The New Refugees

I spend a lot of my time talking to people in businesses- owners, managers employees, and individual corporate partners who are the edge of change, dealing with radical change or in areas of exploring new areas. The threads that hold them to the organisation are often weak. They are talented, often driven people with ideas and purpose of their own who sit a long way from the comfortable, often complacent centre. They are the ones experiencing what is happening, not reading about it after the event.

In the last few weeks, many of those threads have been further weakened, if not broken. If not furloughed, or made redundant the projects they have been working on have come to a screaming halt as business “goes to the mattresses”. When landlords and suppliers aren’t being paid, “non essential” projects and “soft spend” – training, marketing, research – stand no chance.

They are largely being left to fend for themselves, as the attention of business moves outwards to the markets and financiers, not inwards to their vital organs.The body corporate starts to fail, at first gradually, then before long, suddenly.

When I talk to these people, vital to the effective long term health of the organisation but “inefficient” in the short term, they sound like refugees. Disoriented and disillusioned, but far from helpless.

The Law of the Few

There are many models of what makes organisations vibrant, and all of them are remarkably consistent in showing an underlying “law of the few”

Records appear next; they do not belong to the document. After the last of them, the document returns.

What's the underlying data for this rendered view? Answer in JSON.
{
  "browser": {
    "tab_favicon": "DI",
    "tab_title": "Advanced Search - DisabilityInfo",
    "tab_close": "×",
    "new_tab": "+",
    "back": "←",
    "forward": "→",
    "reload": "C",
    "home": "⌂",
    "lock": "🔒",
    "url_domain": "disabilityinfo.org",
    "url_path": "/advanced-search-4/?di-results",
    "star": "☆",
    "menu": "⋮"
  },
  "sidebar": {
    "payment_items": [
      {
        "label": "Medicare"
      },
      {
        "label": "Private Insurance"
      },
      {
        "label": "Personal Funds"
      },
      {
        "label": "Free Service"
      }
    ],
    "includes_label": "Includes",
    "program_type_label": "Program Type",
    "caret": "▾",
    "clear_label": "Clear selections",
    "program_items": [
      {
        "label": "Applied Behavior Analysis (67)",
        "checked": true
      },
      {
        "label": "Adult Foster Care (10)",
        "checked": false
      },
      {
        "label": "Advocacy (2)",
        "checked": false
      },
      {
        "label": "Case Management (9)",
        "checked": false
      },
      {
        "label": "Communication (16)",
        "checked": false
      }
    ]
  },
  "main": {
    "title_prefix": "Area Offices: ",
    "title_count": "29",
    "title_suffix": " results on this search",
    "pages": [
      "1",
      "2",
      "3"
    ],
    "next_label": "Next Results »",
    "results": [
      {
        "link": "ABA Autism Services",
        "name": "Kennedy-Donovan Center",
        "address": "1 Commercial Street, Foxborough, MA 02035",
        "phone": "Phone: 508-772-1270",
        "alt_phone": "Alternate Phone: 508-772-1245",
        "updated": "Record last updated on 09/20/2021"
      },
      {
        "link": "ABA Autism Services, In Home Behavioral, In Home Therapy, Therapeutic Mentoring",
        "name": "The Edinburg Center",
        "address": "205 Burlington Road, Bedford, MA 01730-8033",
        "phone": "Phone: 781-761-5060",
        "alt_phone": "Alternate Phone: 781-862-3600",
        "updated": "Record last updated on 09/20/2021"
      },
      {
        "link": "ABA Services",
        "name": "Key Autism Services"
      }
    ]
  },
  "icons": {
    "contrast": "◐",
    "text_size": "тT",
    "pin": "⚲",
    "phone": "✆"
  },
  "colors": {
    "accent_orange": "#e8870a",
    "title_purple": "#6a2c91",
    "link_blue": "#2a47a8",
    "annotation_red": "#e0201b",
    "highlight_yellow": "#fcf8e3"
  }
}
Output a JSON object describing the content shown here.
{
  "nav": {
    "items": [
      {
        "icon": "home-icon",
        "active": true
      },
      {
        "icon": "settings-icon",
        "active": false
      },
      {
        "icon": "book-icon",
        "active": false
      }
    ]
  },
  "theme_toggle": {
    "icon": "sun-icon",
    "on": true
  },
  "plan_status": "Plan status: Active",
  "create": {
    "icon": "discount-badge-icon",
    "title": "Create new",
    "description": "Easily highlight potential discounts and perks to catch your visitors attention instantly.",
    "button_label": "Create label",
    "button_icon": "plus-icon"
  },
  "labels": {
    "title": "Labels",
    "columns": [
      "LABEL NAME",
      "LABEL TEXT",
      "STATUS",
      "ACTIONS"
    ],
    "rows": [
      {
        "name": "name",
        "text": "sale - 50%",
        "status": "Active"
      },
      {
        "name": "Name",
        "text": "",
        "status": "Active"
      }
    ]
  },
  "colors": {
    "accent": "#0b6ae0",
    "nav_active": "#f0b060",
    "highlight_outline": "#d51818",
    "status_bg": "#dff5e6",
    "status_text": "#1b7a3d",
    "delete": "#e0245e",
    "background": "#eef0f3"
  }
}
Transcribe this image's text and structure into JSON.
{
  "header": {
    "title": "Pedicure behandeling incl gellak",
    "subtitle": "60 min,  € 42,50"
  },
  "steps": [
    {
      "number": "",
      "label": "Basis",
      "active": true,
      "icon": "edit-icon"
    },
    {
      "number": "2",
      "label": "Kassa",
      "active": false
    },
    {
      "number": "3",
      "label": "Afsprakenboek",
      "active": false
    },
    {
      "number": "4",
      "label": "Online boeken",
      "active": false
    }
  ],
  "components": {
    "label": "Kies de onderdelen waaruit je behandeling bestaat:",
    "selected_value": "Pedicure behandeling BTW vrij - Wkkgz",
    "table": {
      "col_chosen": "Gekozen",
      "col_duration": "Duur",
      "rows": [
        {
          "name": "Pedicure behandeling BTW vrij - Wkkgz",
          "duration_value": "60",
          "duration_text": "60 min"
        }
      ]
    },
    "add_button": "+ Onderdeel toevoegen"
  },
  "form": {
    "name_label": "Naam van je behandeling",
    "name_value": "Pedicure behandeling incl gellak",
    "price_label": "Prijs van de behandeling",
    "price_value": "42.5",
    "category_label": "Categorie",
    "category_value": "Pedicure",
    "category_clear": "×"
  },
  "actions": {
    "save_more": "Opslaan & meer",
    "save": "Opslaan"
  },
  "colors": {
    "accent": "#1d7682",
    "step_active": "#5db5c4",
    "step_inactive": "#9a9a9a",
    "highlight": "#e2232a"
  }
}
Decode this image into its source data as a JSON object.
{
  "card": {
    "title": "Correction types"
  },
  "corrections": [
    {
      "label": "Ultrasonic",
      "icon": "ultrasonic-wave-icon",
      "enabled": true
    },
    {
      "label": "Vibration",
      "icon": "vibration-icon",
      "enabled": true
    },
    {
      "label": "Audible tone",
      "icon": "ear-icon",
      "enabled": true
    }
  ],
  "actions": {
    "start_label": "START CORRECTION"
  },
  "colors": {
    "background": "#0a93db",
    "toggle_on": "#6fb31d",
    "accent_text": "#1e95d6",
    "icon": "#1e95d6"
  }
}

I’m familiar with the term, as many will be from Malcolm Gladwell’s work “Tipping Point”. He uses three archetypes:

  • The “maven” – those who know, who have mastery of their subject
  • The “connector” – those who sit at the vital nodes in communication networks. The people you want when you want to get an introduction to somebody you don’t have any credibility with, and want to talk to
  • The “salesperson” – the persuaders. The people who convince those you need to convince through their personal presence.

These people have two key characteristics:

  • They are scarce – in total, probably fewer than 10% of the workforce, and not identifiable by job role. They are more often than not the people who customers rely on to make things happen, and sit at the edge, not the centre of the organisation.
  • They are essentially independent and highly mobile. They work for the organisation because it suits them, not because they have to.

These are the people the 90% are dependent on when things get rough.

So what happens now?

The same thing that happens when you drop the phone. You lose connection.

The problem (if you’re an organisation) and the opportunity (if you’re one of the few) is that people are not phones you own that can be repaired.

They don’t break. They are always on.

They will use the skills that make them vital to the future to find a new home. They are like cats. You never own a cat, it just chooses to live with you whilst you feed it and care for it.

If you’re an organisation:

Of course cash is King, but if you don’t pay enough attention to your vital few, you may be left with a much depleted Kingdom in the not so distant future.

If you’re one the the vital few:

This is your time. Choose wisely. This period will not last very long.